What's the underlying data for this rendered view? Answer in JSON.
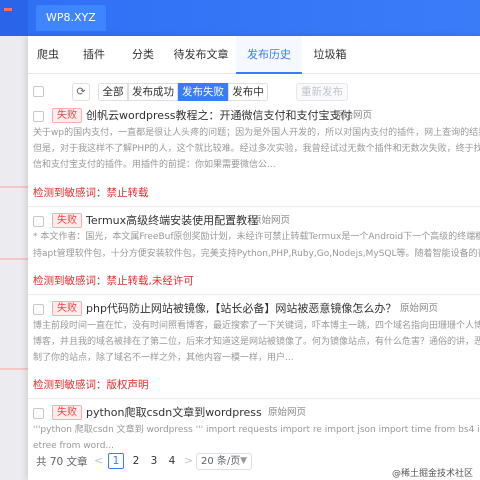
{
  "window": {
    "tab_title": "WP8.XYZ"
  },
  "tabs": [
    {
      "label": "爬虫"
    },
    {
      "label": "插件"
    },
    {
      "label": "分类"
    },
    {
      "label": "待发布文章"
    },
    {
      "label": "发布历史"
    },
    {
      "label": "垃圾箱"
    }
  ],
  "active_tab": "发布历史",
  "toolbar": {
    "filters": [
      "全部",
      "发布成功",
      "发布失败",
      "发布中"
    ],
    "active_filter": "发布失败",
    "republish_label": "重新发布",
    "refresh_icon": "refresh-icon"
  },
  "items": [
    {
      "status": "失败",
      "title": "创帆云wordpress教程之：开通微信支付和支付宝支付",
      "source": "原始网页",
      "desc_lines": [
        "关于wp的国内支付，一直都是很让人头疼的问题；因为是外国人开发的，所以对国内支付的插件，网上查询的结果是需要",
        "但是，对于我这样不了解PHP的人，这个就比较难。经过多次实验，我曾经试过无数个插件和无数次失败，终于找到了一",
        "信和支付宝支付的插件。用插件的前提：你如果需要微信公..."
      ],
      "warning": "检测到敏感词：禁止转载"
    },
    {
      "status": "失败",
      "title": "Termux高级终端安装使用配置教程",
      "source": "原始网页",
      "desc_lines": [
        "* 本文作者：国光，本文属FreeBuf原创奖励计划，未经许可禁止转载Termux是一个Android下一个高级的终端模拟器，开",
        "持apt管理软件包，十分方便安装软件包，完美支持Python,PHP,Ruby,Go,Nodejs,MySQL等。随着智能设备的普及和性能的"
      ],
      "warning": "检测到敏感词：禁止转载,未经许可"
    },
    {
      "status": "失败",
      "title": "php代码防止网站被镜像,【站长必备】网站被恶意镜像怎么办？",
      "source": "原始网页",
      "desc_lines": [
        "博主前段时间一直在忙，没有时间照看博客，最近搜索了一下关键词，吓本博主一跳，四个域名指向田珊珊个人博客网站",
        "博客，并且我的域名被排在了第二位，后来才知道这是网站被镜像了。何为镜像站点，有什么危害？通俗的讲，恶意镜像",
        "制了你的站点，除了域名不一样之外，其他内容一模一样，用户..."
      ],
      "warning": "检测到敏感词：版权声明"
    },
    {
      "status": "失败",
      "title": "python爬取csdn文章到wordpress",
      "source": "原始网页",
      "desc_lines": [
        "'''python 爬取csdn 文章到 wordpress ''' import requests import re import json import time from bs4 import BeautifulSou",
        "etree from word..."
      ],
      "warning": ""
    }
  ],
  "pagination": {
    "total": "共 70 文章",
    "prev": "<",
    "pages": [
      "1",
      "2",
      "3",
      "4"
    ],
    "current": "1",
    "next": ">",
    "page_size": "20 条/页"
  },
  "watermark": "@稀土掘金技术社区",
  "colors": {
    "accent": "#3a7cf8",
    "danger": "#e02d2d",
    "topbar": "#2f6ff5"
  }
}
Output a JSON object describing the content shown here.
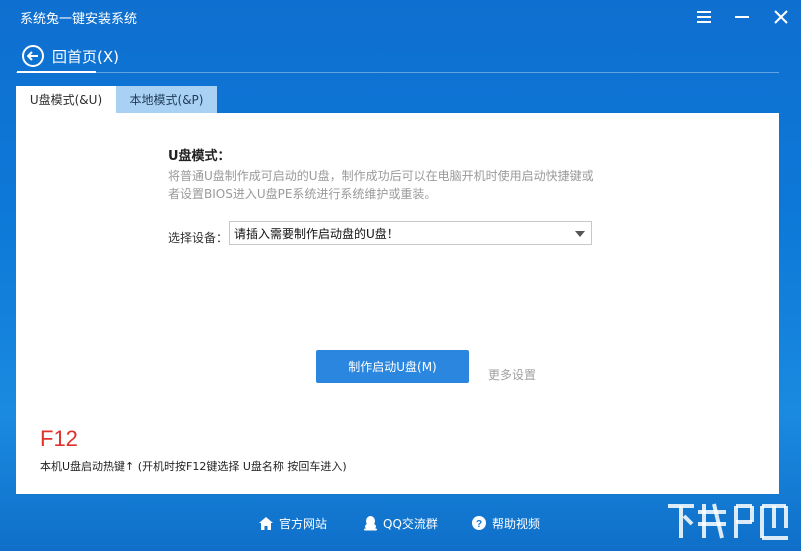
{
  "window": {
    "title": "系统兔一键安装系统",
    "controls": {
      "menu_icon": "hamburger-icon",
      "minimize_icon": "minimize-icon",
      "close_icon": "close-icon"
    }
  },
  "nav": {
    "back_label": "回首页(X)",
    "back_icon": "back-arrow-icon"
  },
  "tabs": [
    {
      "label": "U盘模式(&U)",
      "active": true
    },
    {
      "label": "本地模式(&P)",
      "active": false
    }
  ],
  "usb_mode": {
    "title": "U盘模式：",
    "description": "将普通U盘制作成可启动的U盘，制作成功后可以在电脑开机时使用启动快捷键或者设置BIOS进入U盘PE系统进行系统维护或重装。",
    "device_label": "选择设备：",
    "device_value": "请插入需要制作启动盘的U盘！",
    "make_button": "制作启动U盘(M)",
    "more_settings": "更多设置"
  },
  "hotkey": {
    "key": "F12",
    "hint": "本机U盘启动热键↑ (开机时按F12键选择 U盘名称 按回车进入)"
  },
  "footer": {
    "links": [
      {
        "label": "官方网站",
        "icon": "home-icon"
      },
      {
        "label": "QQ交流群",
        "icon": "qq-penguin-icon"
      },
      {
        "label": "帮助视频",
        "icon": "help-circle-icon"
      }
    ]
  },
  "colors": {
    "accent_blue": "#2a86df",
    "background_blue": "#0d79d8",
    "hotkey_red": "#e0322b",
    "tab_inactive": "#a9d1f3"
  },
  "watermark": {
    "icon": "download-site-logo-icon"
  }
}
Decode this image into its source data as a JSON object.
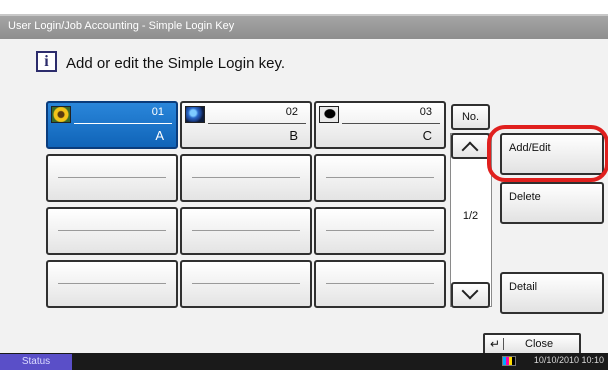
{
  "window": {
    "title": "User Login/Job Accounting - Simple Login Key"
  },
  "message": {
    "icon": "info-icon",
    "icon_glyph": "i",
    "text": "Add or edit the Simple Login key."
  },
  "keys": [
    {
      "number": "01",
      "name": "A",
      "thumb": "sunflower-icon",
      "selected": true
    },
    {
      "number": "02",
      "name": "B",
      "thumb": "globe-icon",
      "selected": false
    },
    {
      "number": "03",
      "name": "C",
      "thumb": "person-silhouette-icon",
      "selected": false
    },
    {
      "number": "",
      "name": ""
    },
    {
      "number": "",
      "name": ""
    },
    {
      "number": "",
      "name": ""
    },
    {
      "number": "",
      "name": ""
    },
    {
      "number": "",
      "name": ""
    },
    {
      "number": "",
      "name": ""
    },
    {
      "number": "",
      "name": ""
    },
    {
      "number": "",
      "name": ""
    },
    {
      "number": "",
      "name": ""
    }
  ],
  "sort": {
    "label": "No."
  },
  "pager": {
    "page": "1/2",
    "up_icon": "chevron-up-icon",
    "down_icon": "chevron-down-icon"
  },
  "actions": {
    "add_edit": "Add/Edit",
    "delete": "Delete",
    "detail": "Detail"
  },
  "footer": {
    "close_label": "Close",
    "close_icon": "enter-icon",
    "close_glyph": "↵"
  },
  "status_bar": {
    "status_label": "Status",
    "datetime": "10/10/2010  10:10",
    "toner_icon": "toner-icon"
  },
  "colors": {
    "selected": "#1a74c8",
    "highlight": "#e0201e",
    "status_button": "#5a4fc8"
  }
}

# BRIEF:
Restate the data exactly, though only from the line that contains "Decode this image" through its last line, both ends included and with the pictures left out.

# ANSWER FOR THE TASK:
Decode this image into its source data as a JSON object.
{
  "window": {
    "title": "User Login/Job Accounting - Simple Login Key"
  },
  "message": {
    "icon": "info-icon",
    "icon_glyph": "i",
    "text": "Add or edit the Simple Login key."
  },
  "keys": [
    {
      "number": "01",
      "name": "A",
      "thumb": "sunflower-icon",
      "selected": true
    },
    {
      "number": "02",
      "name": "B",
      "thumb": "globe-icon",
      "selected": false
    },
    {
      "number": "03",
      "name": "C",
      "thumb": "person-silhouette-icon",
      "selected": false
    },
    {
      "number": "",
      "name": ""
    },
    {
      "number": "",
      "name": ""
    },
    {
      "number": "",
      "name": ""
    },
    {
      "number": "",
      "name": ""
    },
    {
      "number": "",
      "name": ""
    },
    {
      "number": "",
      "name": ""
    },
    {
      "number": "",
      "name": ""
    },
    {
      "number": "",
      "name": ""
    },
    {
      "number": "",
      "name": ""
    }
  ],
  "sort": {
    "label": "No."
  },
  "pager": {
    "page": "1/2",
    "up_icon": "chevron-up-icon",
    "down_icon": "chevron-down-icon"
  },
  "actions": {
    "add_edit": "Add/Edit",
    "delete": "Delete",
    "detail": "Detail"
  },
  "footer": {
    "close_label": "Close",
    "close_icon": "enter-icon",
    "close_glyph": "↵"
  },
  "status_bar": {
    "status_label": "Status",
    "datetime": "10/10/2010  10:10",
    "toner_icon": "toner-icon"
  },
  "colors": {
    "selected": "#1a74c8",
    "highlight": "#e0201e",
    "status_button": "#5a4fc8"
  }
}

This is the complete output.